Beloved school head among victims

Beloved school head among victims

A school head, a custodian and a substitute teacher are among the victims of a shooting that left six dead at a school in Nashville, Tennessee.

Three pupils were also killed in the attack by a 28-year-old former student on Monday. The children, all aged nine, have been named as Evelyn Dieckhaus, Hallie Scruggs and William Kinney.

The three employees killed were Cynthia Peak, 61, Katherine Koonce, 60, and Michael Hill, 61.

Police said they did not believe any of the victims had been specifically targeted.

Katherine Koonce, 60

Koonce was the head of school at Covenant, and one parent told BBC News she was a “saint”.

“She did so much for those kids,” said the mother, who had two children enrolled at school.

“She knew every single student by name,” she said. “She did everything to help them when families couldn’t afford things, it didn’t matter. She found ways for them to stay.”

Robert Gay said he met Ms Koonce when he was a student at Christ Presbyterian Academy, a small private Christian school in Nashville where he said Koonce once worked as a special education teacher.

He told BBC News she was always willing to encourage and empower her students.

“She could speak really carefully in a way that would encourage students to see the best in them and to grow,” he said.

“She always made her students feel that they were loved by a God who cared about them personally, and that it was our job to show that love for each other as fellow people.”

Koonce later became the head of the Covenant School, which was founded in 2001 as a ministry of Covenant Presbyterian Church, according to the school’s website.

Mike Hill, 61

Mr Hill was a custodian at the school and his daughter, Brittany Hill said he died doing a job “he absolutely loved”.

“Today my Dad lost his life at the Covenant School,” she shared in a post on Facebook.

“I have watched school shootings happen over the years and never thought I would lose a loved one over a person trying to solve a temporary problem with a permanent solution.”

Mr Hill worked at the Covenant School for more than 14 years, according to a statement from his family. “As we grieve and try to grasp any sense of understanding of why this happened, we continue to ask for support,” the statement said.

He was a father of eight children, according to a GoFundMe made in his honor, and had 14 grandchildren, US media reported.

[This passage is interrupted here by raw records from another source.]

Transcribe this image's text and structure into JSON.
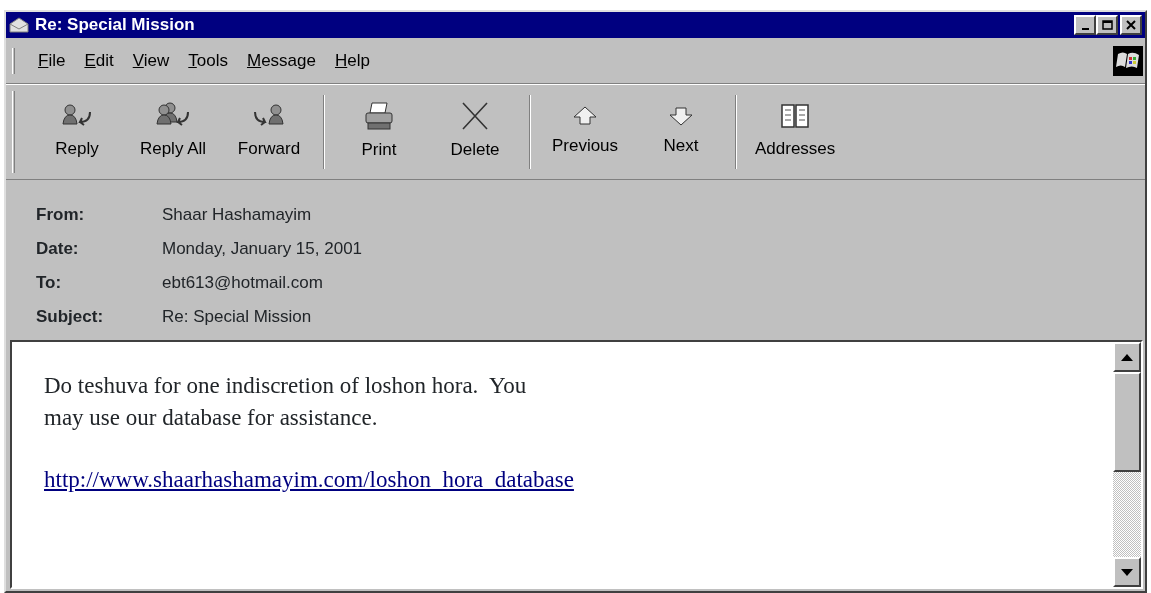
{
  "window": {
    "title": "Re: Special Mission",
    "controls": [
      {
        "kind": "minimize"
      },
      {
        "kind": "maximize"
      },
      {
        "kind": "close"
      }
    ]
  },
  "menu": [
    {
      "label": "File"
    },
    {
      "label": "Edit"
    },
    {
      "label": "View"
    },
    {
      "label": "Tools"
    },
    {
      "label": "Message"
    },
    {
      "label": "Help"
    }
  ],
  "toolbar": [
    {
      "label": "Reply",
      "kind": "reply",
      "separator_before": false
    },
    {
      "label": "Reply All",
      "kind": "replyall",
      "separator_before": false
    },
    {
      "label": "Forward",
      "kind": "forward",
      "separator_before": false
    },
    {
      "label": "Print",
      "kind": "print",
      "separator_before": true
    },
    {
      "label": "Delete",
      "kind": "delete",
      "separator_before": false
    },
    {
      "label": "Previous",
      "kind": "up",
      "separator_before": true
    },
    {
      "label": "Next",
      "kind": "down",
      "separator_before": false
    },
    {
      "label": "Addresses",
      "kind": "book",
      "separator_before": true
    }
  ],
  "header": [
    {
      "label": "From:",
      "value": "Shaar Hashamayim"
    },
    {
      "label": "Date:",
      "value": "Monday, January 15, 2001"
    },
    {
      "label": "To:",
      "value": "ebt613@hotmail.com"
    },
    {
      "label": "Subject:",
      "value": "Re: Special Mission"
    }
  ],
  "body": {
    "paragraphs": [
      "Do teshuva for one indiscretion of loshon hora.  You\nmay use our database for assistance."
    ],
    "link": "http://www.shaarhashamayim.com/loshon_hora_database"
  }
}
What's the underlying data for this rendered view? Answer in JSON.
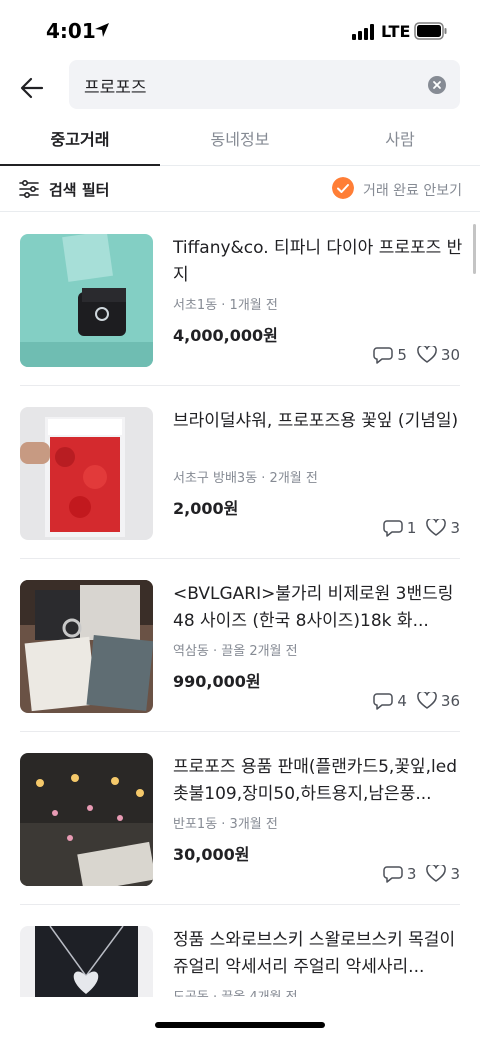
{
  "status_bar": {
    "time": "4:01",
    "network": "LTE"
  },
  "search": {
    "query": "프로포즈"
  },
  "tabs": [
    {
      "label": "중고거래",
      "active": true
    },
    {
      "label": "동네정보",
      "active": false
    },
    {
      "label": "사람",
      "active": false
    }
  ],
  "filter": {
    "label": "검색 필터",
    "hide_completed_label": "거래 완료 안보기",
    "hide_completed_checked": true
  },
  "items": [
    {
      "title": "Tiffany&co. 티파니 다이아 프로포즈 반지",
      "meta": "서초1동 · 1개월 전",
      "price": "4,000,000원",
      "chats": "5",
      "likes": "30"
    },
    {
      "title": "브라이덜샤워, 프로포즈용 꽃잎 (기념일)",
      "meta": "서초구 방배3동 · 2개월 전",
      "price": "2,000원",
      "chats": "1",
      "likes": "3"
    },
    {
      "title": "<BVLGARI>불가리 비제로원 3밴드링 48 사이즈 (한국 8사이즈)18k 화...",
      "meta": "역삼동 · 끌올 2개월 전",
      "price": "990,000원",
      "chats": "4",
      "likes": "36"
    },
    {
      "title": "프로포즈 용품 판매(플랜카드5,꽃잎,led촛불109,장미50,하트용지,남은풍...",
      "meta": "반포1동 · 3개월 전",
      "price": "30,000원",
      "chats": "3",
      "likes": "3"
    },
    {
      "title": "정품 스와로브스키 스왈로브스키 목걸이 쥬얼리 악세서리 주얼리 악세사리...",
      "meta": "도곡동 · 끌올 4개월 전"
    }
  ],
  "colors": {
    "accent": "#ff7e36",
    "text": "#212124",
    "muted": "#868b94"
  }
}
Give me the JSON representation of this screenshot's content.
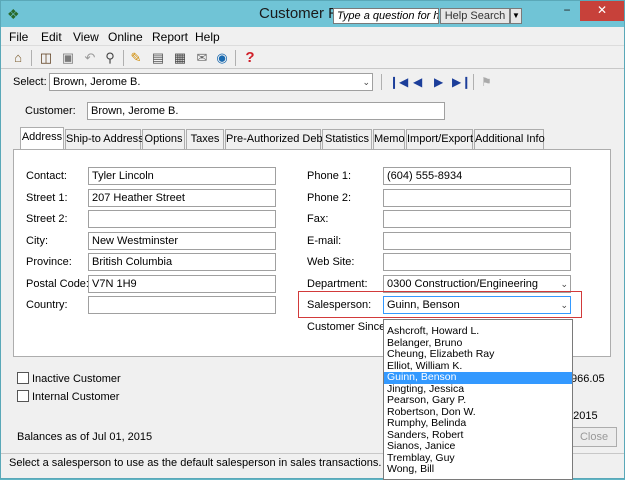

He enjoyed cooking and spending time with his family, his relatives told ABC News.

Tim Dunavant, a pastor at Hartsville First United Methodist Church, said he had previously worked at the Covenant and had hired Mr Hill.

He said he would miss “those encouraging texts out of the blue” from Mr Hill, and would not be surprised if it turned out Mr Hill had sacrificed his life to save others because “he was the kind of guy that would do that”.

Cynthia Peak, 61

Ms Peak was a substitute teacher working at the school on the day of the attack, police said.

She grew up in Louisiana. Chuck Owen, who said he was a lifelong friend of hers, wrote a tribute to her on Facebook saying he couldn’t wrap his mind around her death. “I grieve through tears as I write these words,” he wrote.

Ms Peak survived by her husband, daughter and two sons.

She had an “unwavering faith in Christ”, her brother, Bill Broyles, told the Tennesseans. “She was a strong believer. She would want a positive approach on this to help God’s kingdom on Earth.”

Koonce, 60, was a Baton Rouge native and graduated from Louisiana State University and University High Lab School.

Governor Bill Lee said his wife, Maria, had planned to meet Ms Peak on Monday night but was killed hours before.

Hallie Scruggs, 9

Hallie was the daughter of Chad Scruggs, senior pastor at Covenant Presbyterian Church. He described his daughter as “such a gift” in a statement to ABC News.

He also spoke of his faith that they would one day be reunited.

“We are heartbroken,” he told the outlet. “Through tears we trust that she is in the arms of Jesus who will raise her to life once again.”

Evelyn Dickhaus, 9

Evelyn Dickhaus

Evelyn Dickhaus

At a church service held hours after the shooting, a senior minister at Woodmont Christian Church said Evelyn Dieckhaus was in the third grade. Her sister, who is two years older, cried during the service according to the Tennessean newspaper.

“I don’t want to be an only child,” the report quotes her as saying.

In a statement shared with US media, her family said their hearts were “completely broken”.

“We cannot believe this has happened,” they said. “Evelyn was a shining light in this world.”

William Kinney, 9

Rachael Freitas, a friend of the family, described the 3rd grader as a child with an “unflappable spirit”.

“He was unfailingly kind, gentle when the situation called for it, quick to laugh, and always inclusive of others,” he wrote in a GoFundMe fundraiser he created in his honor. “Sweet Will know no strangers, and our hearts are broken for his family as they try to find their way forward.”